  • Pourquoi j’ai abandonné le culte
    Par Avigail Abarbanel – Le 8 octobre 2016 – Source Mondoweiss - Traduit par Wayan, relu par Cat pour le Saker Francophone.

    Le deuxième et plus important sujet qui m’ennuie est le crime que vous avez commis et que vous continuez de commettre au nom de « notre » survie. Vous vouliez une solution à la persécution de votre groupe et c’est justement là que réside le problème. Vous avez décidé de créer un ghetto que vous pensiez comme un havre de paix, alors que la terre était déjà bien occupée. Vous êtes venus et vous l’avez prise, avez perpétué un nettoyage ethnique et vous continuez encore à le faire. Je sais que vous n’aurez pas considéré votre mission comme accomplie avant que vous n’ayez toute la terre, sans son peuple.

    Vous êtes le produit d’une colonie de peuplement, un État créé par le déplacement et l’élimination du peuple qui vivait sur cette terre avant vous. La relation que vous entretenez avec vos victimes, les Palestiniens, a toutes les caractéristiques d’une relation entre des colons et ceux qu’ils souhaitent éliminer de leur existence. Les colons ne font pas que retirer un peuple de sa terre, ils effacent leurs endroits historiques, leur monuments, les preuves de leur histoire, matérielles et orales, toute trace de leur existence… S’il n’y a plus de victimes, il n’y a plus de crimes.
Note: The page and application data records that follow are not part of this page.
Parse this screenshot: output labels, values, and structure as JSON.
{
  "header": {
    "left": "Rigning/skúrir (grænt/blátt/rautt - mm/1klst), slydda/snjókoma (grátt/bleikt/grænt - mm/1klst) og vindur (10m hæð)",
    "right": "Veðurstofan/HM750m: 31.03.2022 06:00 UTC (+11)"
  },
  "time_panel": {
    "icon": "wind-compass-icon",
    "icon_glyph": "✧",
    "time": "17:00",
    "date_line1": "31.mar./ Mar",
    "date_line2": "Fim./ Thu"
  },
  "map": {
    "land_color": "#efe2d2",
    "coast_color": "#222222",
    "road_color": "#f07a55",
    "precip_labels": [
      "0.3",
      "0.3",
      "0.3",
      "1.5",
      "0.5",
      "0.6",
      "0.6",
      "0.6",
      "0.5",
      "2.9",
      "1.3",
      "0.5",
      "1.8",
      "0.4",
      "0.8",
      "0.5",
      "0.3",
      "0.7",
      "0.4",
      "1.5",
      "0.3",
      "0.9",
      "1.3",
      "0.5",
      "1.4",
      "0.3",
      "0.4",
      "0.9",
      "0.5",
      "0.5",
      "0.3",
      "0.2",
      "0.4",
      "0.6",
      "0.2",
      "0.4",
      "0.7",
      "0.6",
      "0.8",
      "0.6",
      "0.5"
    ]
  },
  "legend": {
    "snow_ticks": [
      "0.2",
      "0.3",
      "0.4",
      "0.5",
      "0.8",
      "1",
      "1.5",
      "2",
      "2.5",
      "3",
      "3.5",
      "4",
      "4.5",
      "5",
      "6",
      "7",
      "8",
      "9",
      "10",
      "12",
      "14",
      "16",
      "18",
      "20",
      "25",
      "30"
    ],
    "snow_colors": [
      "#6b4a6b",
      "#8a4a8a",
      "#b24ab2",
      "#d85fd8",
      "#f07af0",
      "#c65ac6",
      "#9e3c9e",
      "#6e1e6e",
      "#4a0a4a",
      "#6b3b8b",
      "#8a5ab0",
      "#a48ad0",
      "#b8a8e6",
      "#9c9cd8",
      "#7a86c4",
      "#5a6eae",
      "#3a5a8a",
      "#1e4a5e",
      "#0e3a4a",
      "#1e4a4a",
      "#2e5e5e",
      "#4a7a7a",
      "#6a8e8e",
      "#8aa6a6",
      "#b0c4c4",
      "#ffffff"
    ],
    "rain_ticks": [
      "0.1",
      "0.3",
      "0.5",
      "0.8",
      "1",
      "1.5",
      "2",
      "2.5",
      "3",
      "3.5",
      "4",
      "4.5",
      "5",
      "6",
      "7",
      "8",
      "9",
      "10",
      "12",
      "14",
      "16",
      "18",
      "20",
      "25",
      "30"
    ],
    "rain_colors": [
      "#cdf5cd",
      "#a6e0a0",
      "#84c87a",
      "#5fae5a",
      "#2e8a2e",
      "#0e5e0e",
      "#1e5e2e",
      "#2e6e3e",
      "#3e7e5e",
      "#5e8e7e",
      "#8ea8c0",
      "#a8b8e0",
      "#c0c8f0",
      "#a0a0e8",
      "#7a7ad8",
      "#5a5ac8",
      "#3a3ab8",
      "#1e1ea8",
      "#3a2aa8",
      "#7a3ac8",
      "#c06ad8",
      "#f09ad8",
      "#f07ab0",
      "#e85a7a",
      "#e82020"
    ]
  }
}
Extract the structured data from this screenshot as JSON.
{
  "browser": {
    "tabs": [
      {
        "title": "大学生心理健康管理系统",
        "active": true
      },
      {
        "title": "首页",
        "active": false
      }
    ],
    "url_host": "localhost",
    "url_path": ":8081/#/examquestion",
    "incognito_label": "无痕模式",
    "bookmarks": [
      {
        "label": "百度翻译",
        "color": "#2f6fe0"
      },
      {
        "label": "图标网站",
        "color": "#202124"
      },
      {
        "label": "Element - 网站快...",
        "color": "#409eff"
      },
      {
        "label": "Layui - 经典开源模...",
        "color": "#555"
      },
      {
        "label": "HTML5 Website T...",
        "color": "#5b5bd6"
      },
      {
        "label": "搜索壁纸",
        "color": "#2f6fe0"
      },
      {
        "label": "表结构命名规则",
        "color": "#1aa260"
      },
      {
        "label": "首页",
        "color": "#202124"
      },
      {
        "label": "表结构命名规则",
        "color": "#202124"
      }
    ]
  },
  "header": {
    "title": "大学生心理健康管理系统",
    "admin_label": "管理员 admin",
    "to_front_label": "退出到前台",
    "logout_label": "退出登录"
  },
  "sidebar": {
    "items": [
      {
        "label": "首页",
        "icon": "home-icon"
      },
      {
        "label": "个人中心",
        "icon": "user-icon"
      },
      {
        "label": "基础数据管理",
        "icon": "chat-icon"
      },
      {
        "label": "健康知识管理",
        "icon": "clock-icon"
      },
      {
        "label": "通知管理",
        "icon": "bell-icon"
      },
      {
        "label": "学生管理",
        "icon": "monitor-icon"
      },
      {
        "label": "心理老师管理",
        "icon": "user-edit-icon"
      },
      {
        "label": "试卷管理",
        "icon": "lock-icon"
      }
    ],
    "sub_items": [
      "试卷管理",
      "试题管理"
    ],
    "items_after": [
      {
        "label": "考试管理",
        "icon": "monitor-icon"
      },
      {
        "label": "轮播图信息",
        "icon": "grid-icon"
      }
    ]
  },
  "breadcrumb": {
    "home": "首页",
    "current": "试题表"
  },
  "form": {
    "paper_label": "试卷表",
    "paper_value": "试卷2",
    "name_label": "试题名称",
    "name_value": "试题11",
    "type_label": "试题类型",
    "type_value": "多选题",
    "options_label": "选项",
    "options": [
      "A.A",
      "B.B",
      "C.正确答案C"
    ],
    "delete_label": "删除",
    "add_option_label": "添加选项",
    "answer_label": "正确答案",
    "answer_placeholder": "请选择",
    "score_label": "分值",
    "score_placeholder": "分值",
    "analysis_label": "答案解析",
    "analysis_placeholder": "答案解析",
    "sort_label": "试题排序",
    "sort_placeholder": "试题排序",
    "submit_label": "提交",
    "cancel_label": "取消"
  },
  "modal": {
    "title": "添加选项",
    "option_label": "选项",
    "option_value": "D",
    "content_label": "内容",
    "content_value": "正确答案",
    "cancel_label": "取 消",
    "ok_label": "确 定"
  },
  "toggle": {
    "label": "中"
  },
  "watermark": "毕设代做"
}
Si le territoire est nettoyé de toute trace culturelle du peuple qui vivait ici, il devient libre d’être occupé par un nouveau peuple.


  • Israël : appel à révoquer la citoyenneté du chef d’une ONG opposé à la colonisation -
    AFP | 22/10/2016

    Le chef de la coalition parlementaire du gouvernement israélien de droite cherche à révoquer la citoyenneté du directeur d’une ONG israélienne de défense des droits de l’Homme qui a exprimé aux Nations unies son opposition aux colonies.

    Le député David Bitan, membre du Likoud, le parti du Premier ministre israélien Benjamin Netanyahu, a déclaré vendredi soir à la chaîne 2 de télévision israélienne qu’il « examinait la possibilité légale » de révoquer la citoyenneté israélienne de Hagai El-Ad, directeur de l’ONG B’Tselem. Selon les analystes, l’initiative de David Bitan n’a que très peu de chance de se concrétiser car la loi ne permet de révoquer la nationalité que dans des cas avérés de « terrorisme, trahison ou espionnage ».

    Hagai El-Ad avait participé en fin de semaine dernière à une réunion du Conseil de sécurité de l’Onu sur les colonies.
    Il avait dénoncé 49 ans d’une « injustice, en l’occurrence l’occupation de la Palestine et le contrôle israélien des vies palestiniennes à Gaza, en Cisjordanie et à Jérusalem-Est ».
    « Je vous implore aujourd’hui d’agir », avait-il lancé à l’assemblée.